Material for this exercise START

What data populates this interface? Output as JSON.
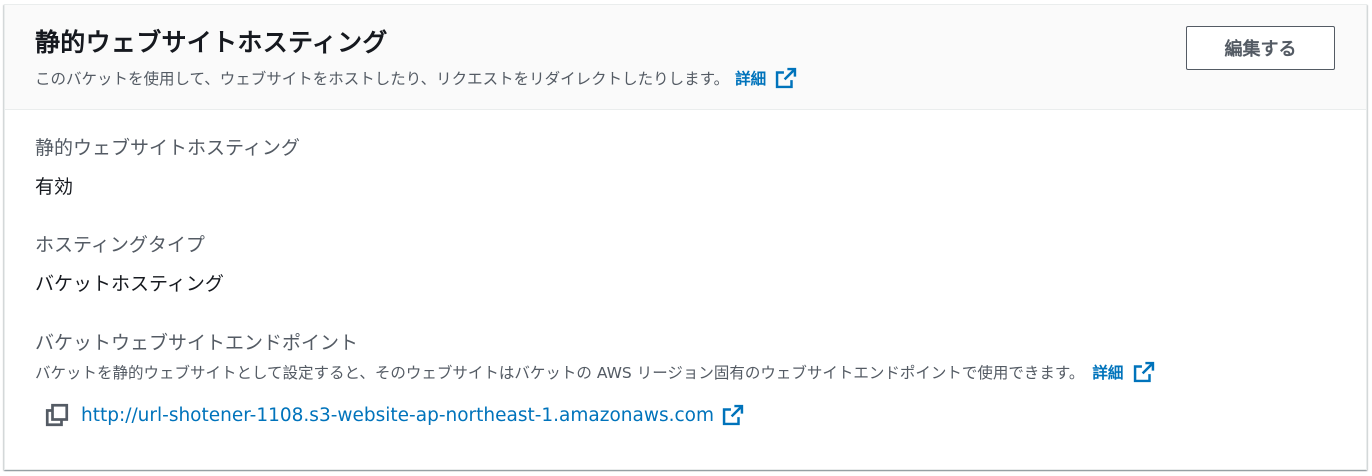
{
  "header": {
    "title": "静的ウェブサイトホスティング",
    "description": "このバケットを使用して、ウェブサイトをホストしたり、リクエストをリダイレクトしたりします。",
    "learn_more": "詳細",
    "edit_button": "編集する"
  },
  "fields": {
    "hosting": {
      "label": "静的ウェブサイトホスティング",
      "value": "有効"
    },
    "hosting_type": {
      "label": "ホスティングタイプ",
      "value": "バケットホスティング"
    },
    "endpoint": {
      "label": "バケットウェブサイトエンドポイント",
      "description": "バケットを静的ウェブサイトとして設定すると、そのウェブサイトはバケットの AWS リージョン固有のウェブサイトエンドポイントで使用できます。",
      "learn_more": "詳細",
      "url": "http://url-shotener-1108.s3-website-ap-northeast-1.amazonaws.com"
    }
  },
  "icons": {
    "external": "external-link-icon",
    "copy": "copy-icon"
  },
  "colors": {
    "link": "#0073bb",
    "text": "#16191f",
    "secondary": "#545b64",
    "header_bg": "#fafafa"
  }
}
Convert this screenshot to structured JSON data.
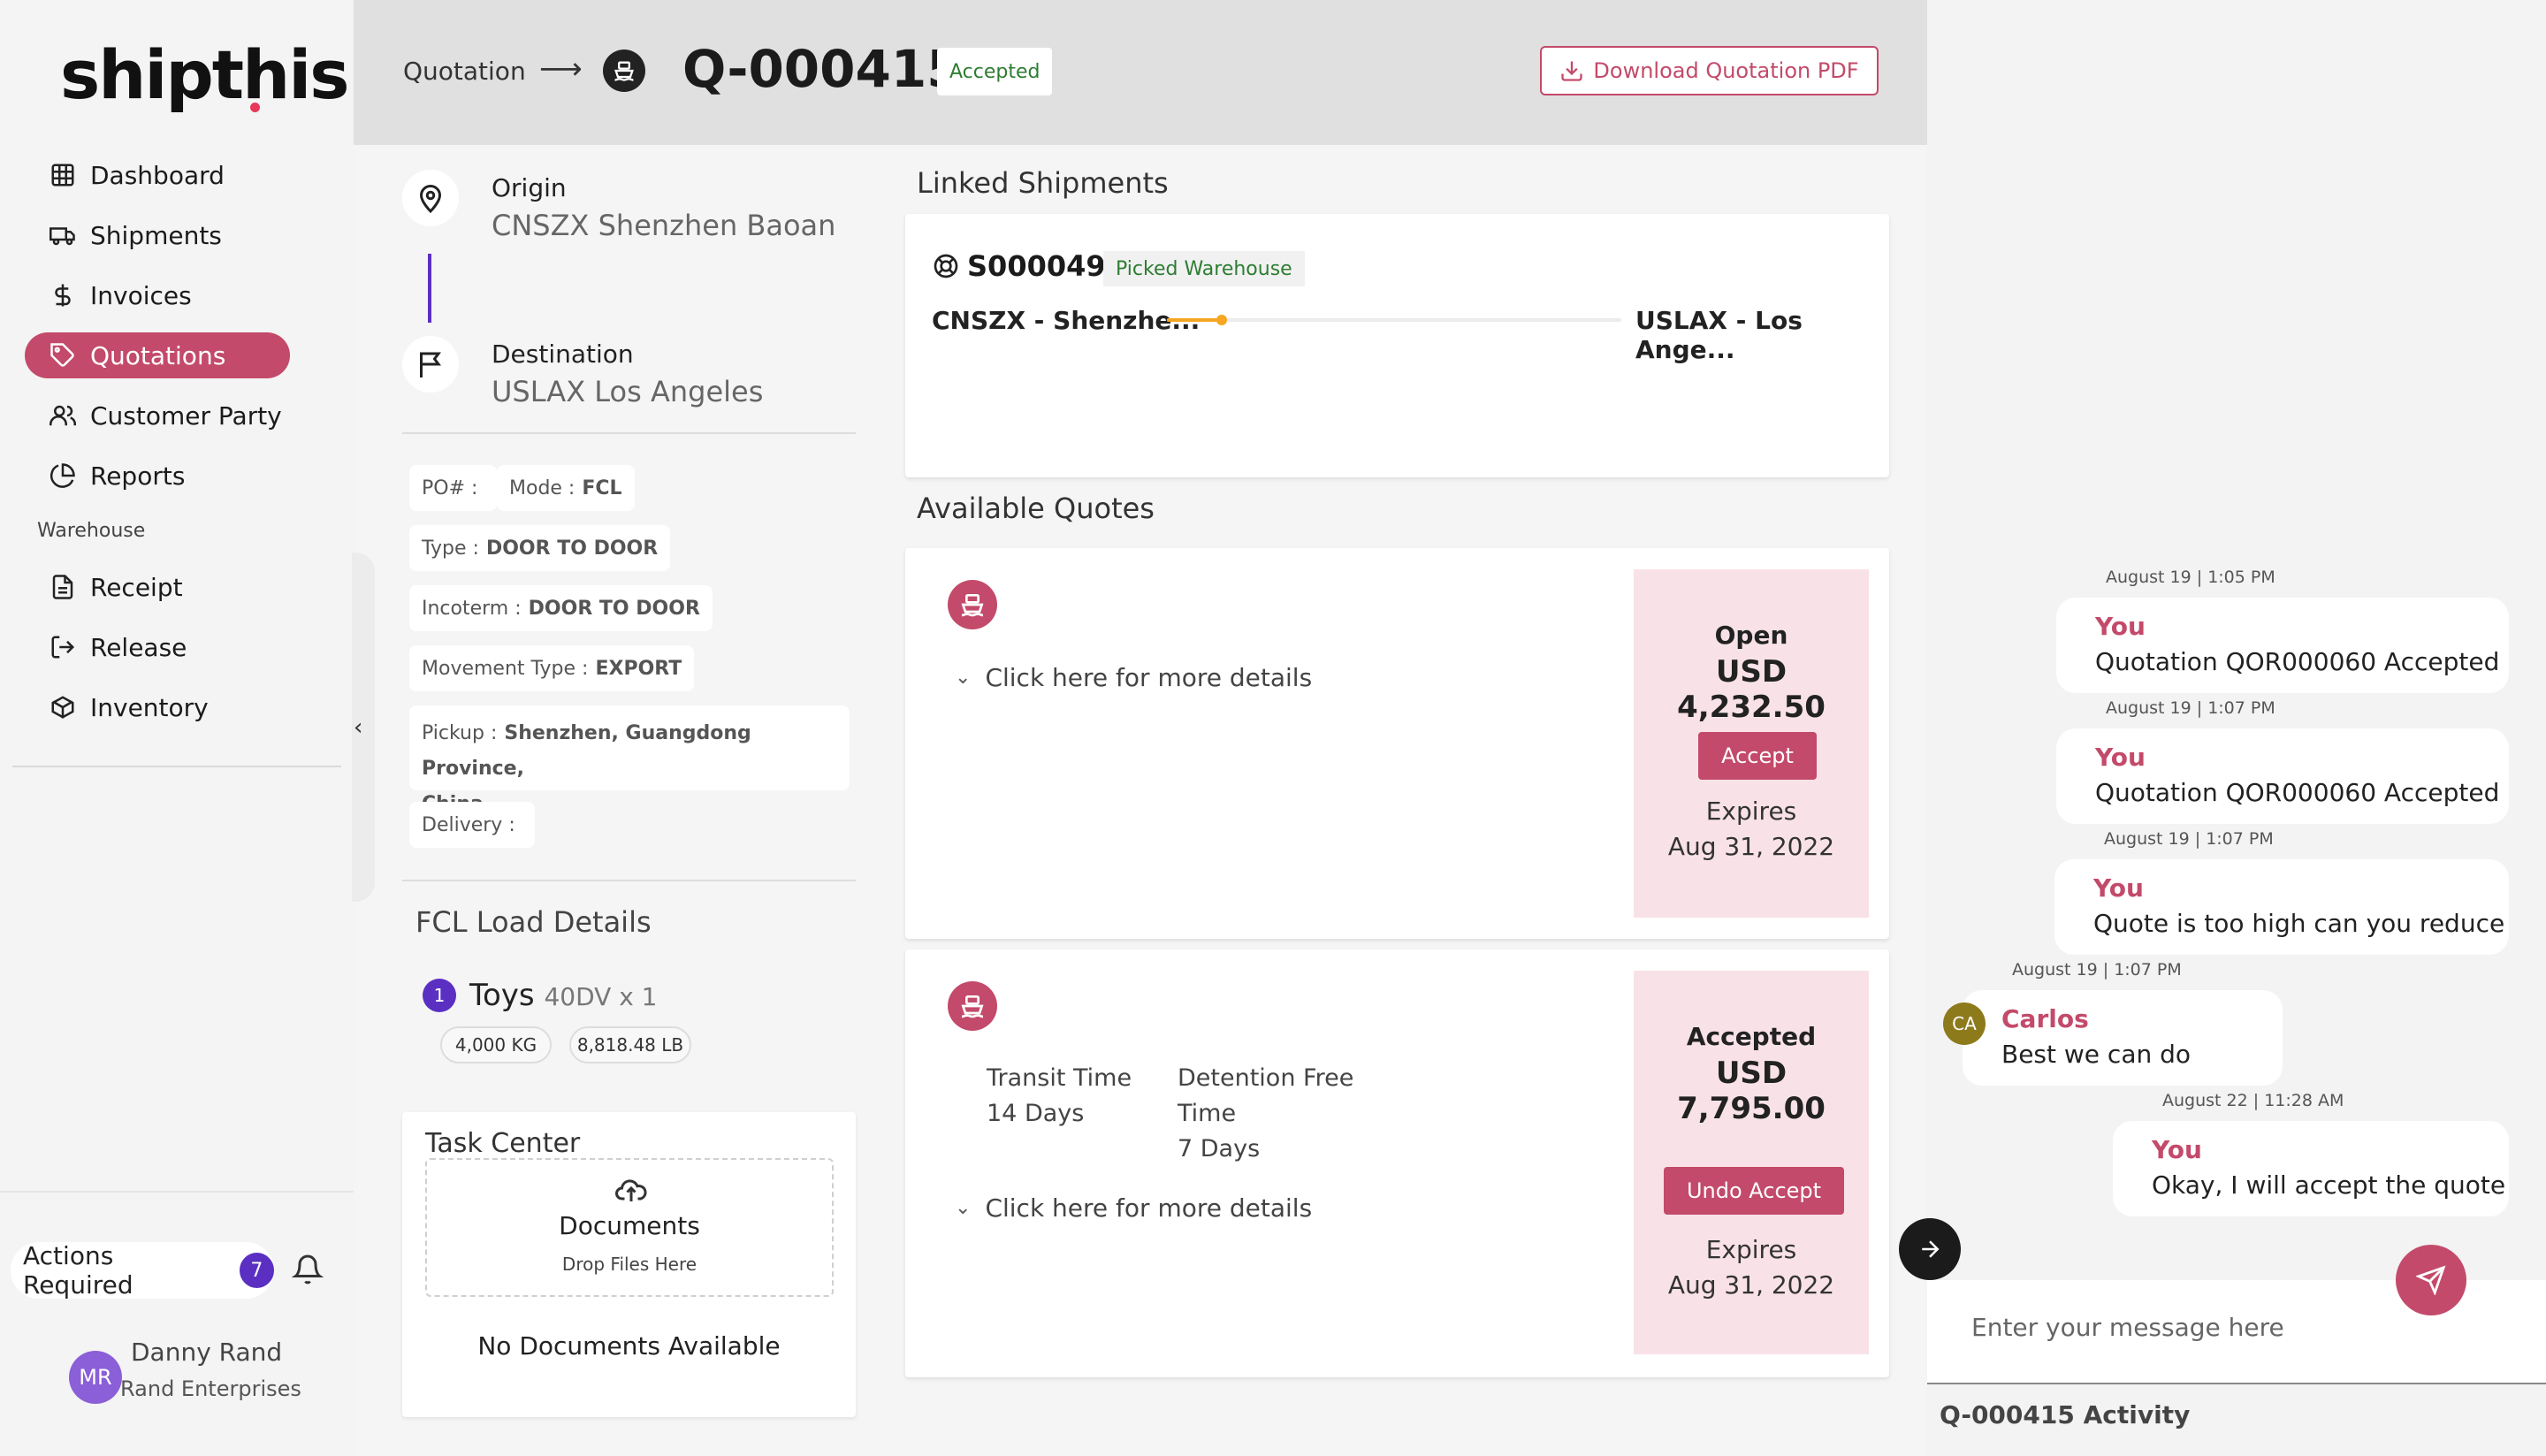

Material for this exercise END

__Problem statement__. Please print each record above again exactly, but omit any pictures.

__Task answer__.
What data populates this interface? Output as JSON.
{
  "header": {
    "title": "静的ウェブサイトホスティング",
    "description": "このバケットを使用して、ウェブサイトをホストしたり、リクエストをリダイレクトしたりします。",
    "learn_more": "詳細",
    "edit_button": "編集する"
  },
  "fields": {
    "hosting": {
      "label": "静的ウェブサイトホスティング",
      "value": "有効"
    },
    "hosting_type": {
      "label": "ホスティングタイプ",
      "value": "バケットホスティング"
    },
    "endpoint": {
      "label": "バケットウェブサイトエンドポイント",
      "description": "バケットを静的ウェブサイトとして設定すると、そのウェブサイトはバケットの AWS リージョン固有のウェブサイトエンドポイントで使用できます。",
      "learn_more": "詳細",
      "url": "http://url-shotener-1108.s3-website-ap-northeast-1.amazonaws.com"
    }
  },
  "icons": {
    "external": "external-link-icon",
    "copy": "copy-icon"
  },
  "colors": {
    "link": "#0073bb",
    "text": "#16191f",
    "secondary": "#545b64",
    "header_bg": "#fafafa"
  }
}
Convert this screenshot to structured JSON data.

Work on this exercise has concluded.